We tested the hypothesis that species composition and persistence of phytoplankton communities in nutrient rich lowland rivers depends mainly on physical factors. The study aimed to analyse the effects of water discharge, temperature and chemistry on phytoplankton dynamic and species composition in the lowland reach of the eutrophic Po river (Italy). Both taxonomical and morpho-functional methods were used. True planktonic and tychoplanktic (i.e. detached taxa of benthic origin that remain in suspension) species were found, among which only a few taxa and functional groups prevailed. Diatoms were the most abundant, with a clear dominance of species either sensitive to the onset of water stratification or well adapted to turbid waters. Phytoplankton abundance, biomass and chlorophyll-a followed similar trends, attaining the highest values in summer, at low discharge rates. Correlation and multivariate analysis revealed that the development of a stable phytoplankton community was mainly controlled by water discharge rates. Namely, changes in water flow rates induced major variations in the community structure.
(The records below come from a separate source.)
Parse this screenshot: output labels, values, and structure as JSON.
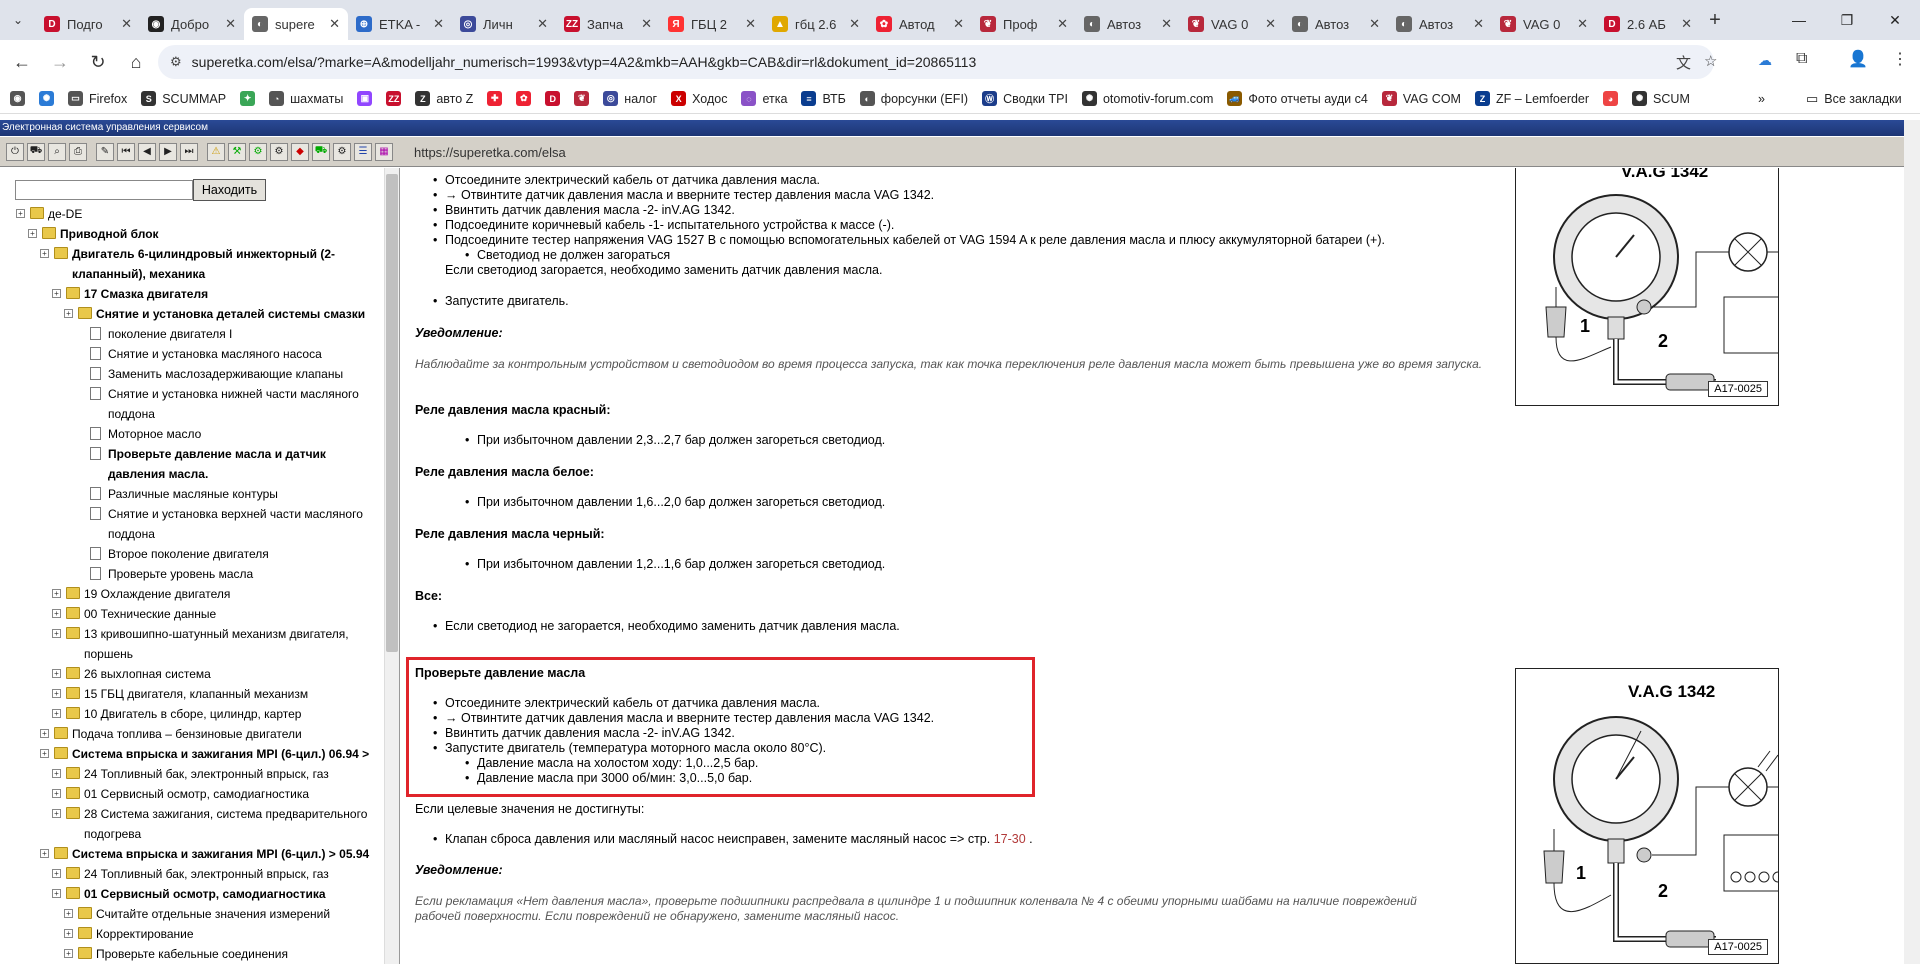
{
  "browser": {
    "tabs": [
      {
        "label": "Подго",
        "icon": "D",
        "color": "#c8102e"
      },
      {
        "label": "Добро",
        "icon": "◉",
        "color": "#222"
      },
      {
        "label": "supere",
        "icon": "◐",
        "color": "#666",
        "active": true
      },
      {
        "label": "ETKA -",
        "icon": "⊕",
        "color": "#2d6bc9"
      },
      {
        "label": "Личн",
        "icon": "◎",
        "color": "#3c4a9a"
      },
      {
        "label": "Запча",
        "icon": "ZZ",
        "color": "#c8102e"
      },
      {
        "label": "ГБЦ 2",
        "icon": "Я",
        "color": "#f33"
      },
      {
        "label": "гбц 2.6",
        "icon": "▲",
        "color": "#e0a800"
      },
      {
        "label": "Автод",
        "icon": "✿",
        "color": "#e23"
      },
      {
        "label": "Проф",
        "icon": "❦",
        "color": "#b8283c"
      },
      {
        "label": "Автоз",
        "icon": "◐",
        "color": "#666"
      },
      {
        "label": "VAG 0",
        "icon": "❦",
        "color": "#b8283c"
      },
      {
        "label": "Автоз",
        "icon": "◐",
        "color": "#666"
      },
      {
        "label": "Автоз",
        "icon": "◐",
        "color": "#666"
      },
      {
        "label": "VAG 0",
        "icon": "❦",
        "color": "#b8283c"
      },
      {
        "label": "2.6 АБ",
        "icon": "D",
        "color": "#c8102e"
      }
    ],
    "new_tab": "+",
    "url": "superetka.com/elsa/?marke=A&modelljahr_numerisch=1993&vtyp=4A2&mkb=AAH&gkb=CAB&dir=rl&dokument_id=20865113",
    "bookmarks": [
      {
        "label": "",
        "icon": "◉",
        "color": "#555"
      },
      {
        "label": "",
        "icon": "✺",
        "color": "#2b7bd6"
      },
      {
        "label": "Firefox",
        "icon": "▭",
        "color": "#555"
      },
      {
        "label": "SCUMMAP",
        "icon": "S",
        "color": "#333"
      },
      {
        "label": "",
        "icon": "✦",
        "color": "#3aa657"
      },
      {
        "label": "шахматы",
        "icon": "◔",
        "color": "#555"
      },
      {
        "label": "",
        "icon": "▣",
        "color": "#9146ff"
      },
      {
        "label": "",
        "icon": "ZZ",
        "color": "#c8102e"
      },
      {
        "label": "авто Z",
        "icon": "Z",
        "color": "#333"
      },
      {
        "label": "",
        "icon": "✚",
        "color": "#e23"
      },
      {
        "label": "",
        "icon": "✿",
        "color": "#e23"
      },
      {
        "label": "",
        "icon": "D",
        "color": "#c8102e"
      },
      {
        "label": "",
        "icon": "❦",
        "color": "#b8283c"
      },
      {
        "label": "налог",
        "icon": "◎",
        "color": "#3c4a9a"
      },
      {
        "label": "Ходос",
        "icon": "X",
        "color": "#c00"
      },
      {
        "label": "етка",
        "icon": "◌",
        "color": "#8a52c7"
      },
      {
        "label": "ВТБ",
        "icon": "≡",
        "color": "#0a3d8f"
      },
      {
        "label": "форсунки (EFI)",
        "icon": "◐",
        "color": "#555"
      },
      {
        "label": "Сводки TPI",
        "icon": "Ⓦ",
        "color": "#1b3c8a"
      },
      {
        "label": "otomotiv-forum.com",
        "icon": "✺",
        "color": "#333"
      },
      {
        "label": "Фото отчеты ауди с4",
        "icon": "🚙",
        "color": "#8a5a00"
      },
      {
        "label": "VAG COM",
        "icon": "❦",
        "color": "#b8283c"
      },
      {
        "label": "ZF – Lemfoerder",
        "icon": "Z",
        "color": "#0a3d8f"
      },
      {
        "label": "",
        "icon": "◕",
        "color": "#e44"
      },
      {
        "label": "SCUM",
        "icon": "✺",
        "color": "#333"
      }
    ],
    "bookmarks_overflow": "»",
    "all_bookmarks": "Все закладки"
  },
  "elsa": {
    "header": "Электронная система управления сервисом",
    "toolbar_url": "https://superetka.com/elsa",
    "search_placeholder": "",
    "find_button": "Находить"
  },
  "tree": [
    {
      "level": 0,
      "type": "folder",
      "label": "де-DE",
      "bold": false,
      "lines": 1
    },
    {
      "level": 1,
      "type": "folder",
      "label": "Приводной блок",
      "bold": true,
      "lines": 1
    },
    {
      "level": 2,
      "type": "folder",
      "label": "Двигатель 6-цилиндровый инжекторный (2-клапанный), механика",
      "bold": true,
      "lines": 2
    },
    {
      "level": 3,
      "type": "folder",
      "label": "17 Смазка двигателя",
      "bold": true,
      "lines": 1
    },
    {
      "level": 4,
      "type": "folder",
      "label": "Снятие и установка деталей системы смазки",
      "bold": true,
      "lines": 1
    },
    {
      "level": 5,
      "type": "doc",
      "label": "поколение двигателя I",
      "bold": false,
      "lines": 1
    },
    {
      "level": 5,
      "type": "doc",
      "label": "Снятие и установка масляного насоса",
      "bold": false,
      "lines": 1
    },
    {
      "level": 5,
      "type": "doc",
      "label": "Заменить маслозадерживающие клапаны",
      "bold": false,
      "lines": 1
    },
    {
      "level": 5,
      "type": "doc",
      "label": "Снятие и установка нижней части масляного поддона",
      "bold": false,
      "lines": 2
    },
    {
      "level": 5,
      "type": "doc",
      "label": "Моторное масло",
      "bold": false,
      "lines": 1
    },
    {
      "level": 5,
      "type": "doc",
      "label": "Проверьте давление масла и датчик давления масла.",
      "bold": true,
      "lines": 2
    },
    {
      "level": 5,
      "type": "doc",
      "label": "Различные масляные контуры",
      "bold": false,
      "lines": 1
    },
    {
      "level": 5,
      "type": "doc",
      "label": "Снятие и установка верхней части масляного поддона",
      "bold": false,
      "lines": 2
    },
    {
      "level": 5,
      "type": "doc",
      "label": "Второе поколение двигателя",
      "bold": false,
      "lines": 1
    },
    {
      "level": 5,
      "type": "doc",
      "label": "Проверьте уровень масла",
      "bold": false,
      "lines": 1
    },
    {
      "level": 3,
      "type": "folder",
      "label": "19 Охлаждение двигателя",
      "bold": false,
      "lines": 1
    },
    {
      "level": 3,
      "type": "folder",
      "label": "00 Технические данные",
      "bold": false,
      "lines": 1
    },
    {
      "level": 3,
      "type": "folder",
      "label": "13 кривошипно-шатунный механизм двигателя, поршень",
      "bold": false,
      "lines": 2
    },
    {
      "level": 3,
      "type": "folder",
      "label": "26 выхлопная система",
      "bold": false,
      "lines": 1
    },
    {
      "level": 3,
      "type": "folder",
      "label": "15 ГБЦ двигателя, клапанный механизм",
      "bold": false,
      "lines": 1
    },
    {
      "level": 3,
      "type": "folder",
      "label": "10 Двигатель в сборе, цилиндр, картер",
      "bold": false,
      "lines": 1
    },
    {
      "level": 2,
      "type": "folder",
      "label": "Подача топлива – бензиновые двигатели",
      "bold": false,
      "lines": 1
    },
    {
      "level": 2,
      "type": "folder",
      "label": "Система впрыска и зажигания MPI (6-цил.) 06.94 >",
      "bold": true,
      "lines": 1
    },
    {
      "level": 3,
      "type": "folder",
      "label": "24 Топливный бак, электронный впрыск, газ",
      "bold": false,
      "lines": 1
    },
    {
      "level": 3,
      "type": "folder",
      "label": "01 Сервисный осмотр, самодиагностика",
      "bold": false,
      "lines": 1
    },
    {
      "level": 3,
      "type": "folder",
      "label": "28 Система зажигания, система предварительного подогрева",
      "bold": false,
      "lines": 2
    },
    {
      "level": 2,
      "type": "folder",
      "label": "Система впрыска и зажигания MPI (6-цил.) > 05.94",
      "bold": true,
      "lines": 1
    },
    {
      "level": 3,
      "type": "folder",
      "label": "24 Топливный бак, электронный впрыск, газ",
      "bold": false,
      "lines": 1
    },
    {
      "level": 3,
      "type": "folder",
      "label": "01 Сервисный осмотр, самодиагностика",
      "bold": true,
      "lines": 1
    },
    {
      "level": 4,
      "type": "folder",
      "label": "Считайте отдельные значения измерений",
      "bold": false,
      "lines": 1
    },
    {
      "level": 4,
      "type": "folder",
      "label": "Корректирование",
      "bold": false,
      "lines": 1
    },
    {
      "level": 4,
      "type": "folder",
      "label": "Проверьте кабельные соединения",
      "bold": false,
      "lines": 1
    }
  ],
  "doc": {
    "top_bullets": [
      "Отсоедините электрический кабель от датчика давления масла.",
      "→ Отвинтите датчик давления масла и вверните тестер давления масла VAG 1342.",
      "Ввинтить датчик давления масла -2- inV.AG 1342.",
      "Подсоедините коричневый кабель -1- испытательного устройства к массе (-).",
      "Подсоедините тестер напряжения VAG 1527 B с помощью вспомогательных кабелей от VAG 1594 A к реле давления масла и плюсу аккумуляторной батареи (+)."
    ],
    "sub_led_off": "Светодиод не должен загораться",
    "if_led_on": "Если светодиод загорается, необходимо заменить датчик давления масла.",
    "start_engine": "Запустите двигатель.",
    "notice1_title": "Уведомление:",
    "notice1_text": "Наблюдайте за контрольным устройством и светодиодом во время процесса запуска, так как точка переключения реле давления масла может быть превышена уже во время запуска.",
    "red_title": "Реле давления масла красный:",
    "red_item": "При избыточном давлении 2,3...2,7 бар должен загореться светодиод.",
    "white_title": "Реле давления масла белое:",
    "white_item": "При избыточном давлении 1,6...2,0 бар должен загореться светодиод.",
    "black_title": "Реле давления масла черный:",
    "black_item": "При избыточном давлении 1,2...1,6 бар должен загореться светодиод.",
    "all_title": "Все:",
    "all_item": "Если светодиод не загорается, необходимо заменить датчик давления масла.",
    "check_title": "Проверьте давление масла",
    "check_bullets": [
      "Отсоедините электрический кабель от датчика давления масла.",
      "→ Отвинтите датчик давления масла и вверните тестер давления масла VAG 1342.",
      "Ввинтить датчик давления масла -2- inV.AG 1342.",
      "Запустите двигатель (температура моторного масла около 80°C)."
    ],
    "check_sub": [
      "Давление масла на холостом ходу: 1,0...2,5 бар.",
      "Давление масла при 3000 об/мин: 3,0...5,0 бар."
    ],
    "target_fail": "Если целевые значения не достигнуты:",
    "valve_item": "Клапан сброса давления или масляный насос неисправен, замените масляный насос => стр.",
    "valve_link": "17-30",
    "valve_tail": ".",
    "notice2_title": "Уведомление:",
    "notice2_text": "Если рекламация «Нет давления масла», проверьте подшипники распредвала в цилиндре 1 и подшипник коленвала № 4 с обеими упорными шайбами на наличие повреждений рабочей поверхности. Если повреждений не обнаружено, замените масляный насос."
  },
  "figures": [
    {
      "title": "V.A.G 1342",
      "label1": "1",
      "label2": "2",
      "id": "A17-0025"
    },
    {
      "title": "V.A.G 1342",
      "label1": "1",
      "label2": "2",
      "id": "A17-0025"
    }
  ]
}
The seasonal succession of phytoplankton assemblages was also related to water temperature and dissolved reactive silica availability to some extent overlapping flow effects.
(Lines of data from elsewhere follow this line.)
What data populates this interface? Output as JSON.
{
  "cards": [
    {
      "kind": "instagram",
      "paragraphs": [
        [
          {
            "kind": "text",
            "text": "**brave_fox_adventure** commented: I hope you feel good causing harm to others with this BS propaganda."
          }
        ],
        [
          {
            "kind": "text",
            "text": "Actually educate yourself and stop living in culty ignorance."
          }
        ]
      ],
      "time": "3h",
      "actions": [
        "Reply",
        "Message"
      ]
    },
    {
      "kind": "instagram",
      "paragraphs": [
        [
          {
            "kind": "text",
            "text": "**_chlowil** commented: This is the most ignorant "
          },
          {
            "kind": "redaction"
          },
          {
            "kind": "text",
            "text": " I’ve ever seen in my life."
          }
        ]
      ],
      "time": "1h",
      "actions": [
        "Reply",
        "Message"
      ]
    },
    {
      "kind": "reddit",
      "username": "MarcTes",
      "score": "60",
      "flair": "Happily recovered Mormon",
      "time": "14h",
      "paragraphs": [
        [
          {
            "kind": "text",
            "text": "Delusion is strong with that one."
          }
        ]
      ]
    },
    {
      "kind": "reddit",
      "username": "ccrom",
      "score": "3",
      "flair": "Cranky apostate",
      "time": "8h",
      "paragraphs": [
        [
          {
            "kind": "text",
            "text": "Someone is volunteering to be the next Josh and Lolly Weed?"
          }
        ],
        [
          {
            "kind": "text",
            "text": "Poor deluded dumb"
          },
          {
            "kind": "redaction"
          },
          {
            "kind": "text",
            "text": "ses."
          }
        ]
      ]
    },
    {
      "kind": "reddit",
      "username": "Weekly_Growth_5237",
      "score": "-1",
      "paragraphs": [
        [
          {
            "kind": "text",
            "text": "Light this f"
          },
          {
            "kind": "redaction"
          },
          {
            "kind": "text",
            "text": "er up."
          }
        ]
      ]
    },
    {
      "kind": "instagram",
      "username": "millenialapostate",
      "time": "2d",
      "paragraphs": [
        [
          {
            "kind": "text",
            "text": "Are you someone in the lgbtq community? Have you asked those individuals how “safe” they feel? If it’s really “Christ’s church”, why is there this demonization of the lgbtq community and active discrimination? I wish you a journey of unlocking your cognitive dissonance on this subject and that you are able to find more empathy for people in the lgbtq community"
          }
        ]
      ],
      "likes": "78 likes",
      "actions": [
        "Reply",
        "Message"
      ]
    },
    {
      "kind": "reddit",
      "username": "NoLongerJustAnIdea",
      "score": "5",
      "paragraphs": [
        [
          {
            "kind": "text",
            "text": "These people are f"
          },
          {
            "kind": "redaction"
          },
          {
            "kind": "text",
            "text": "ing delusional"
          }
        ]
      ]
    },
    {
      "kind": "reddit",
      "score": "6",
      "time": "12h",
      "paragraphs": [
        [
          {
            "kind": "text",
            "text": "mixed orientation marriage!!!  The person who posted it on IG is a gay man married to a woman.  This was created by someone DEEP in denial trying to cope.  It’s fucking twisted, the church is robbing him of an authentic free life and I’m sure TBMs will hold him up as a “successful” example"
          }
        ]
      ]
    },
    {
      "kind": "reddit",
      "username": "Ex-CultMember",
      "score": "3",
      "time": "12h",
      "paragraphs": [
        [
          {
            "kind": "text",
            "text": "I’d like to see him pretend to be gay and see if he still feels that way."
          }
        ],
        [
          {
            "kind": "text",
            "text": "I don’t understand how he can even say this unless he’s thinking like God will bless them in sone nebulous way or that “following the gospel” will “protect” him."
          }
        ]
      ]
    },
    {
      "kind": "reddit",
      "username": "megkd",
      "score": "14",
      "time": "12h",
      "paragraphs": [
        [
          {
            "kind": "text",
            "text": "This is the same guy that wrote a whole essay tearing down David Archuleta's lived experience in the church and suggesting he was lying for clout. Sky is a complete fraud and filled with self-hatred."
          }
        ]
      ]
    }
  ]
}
|Tipologia ministeriale:||Articolo su rivista|
|Appare nelle tipologie:||1.1 Articolo su rivista|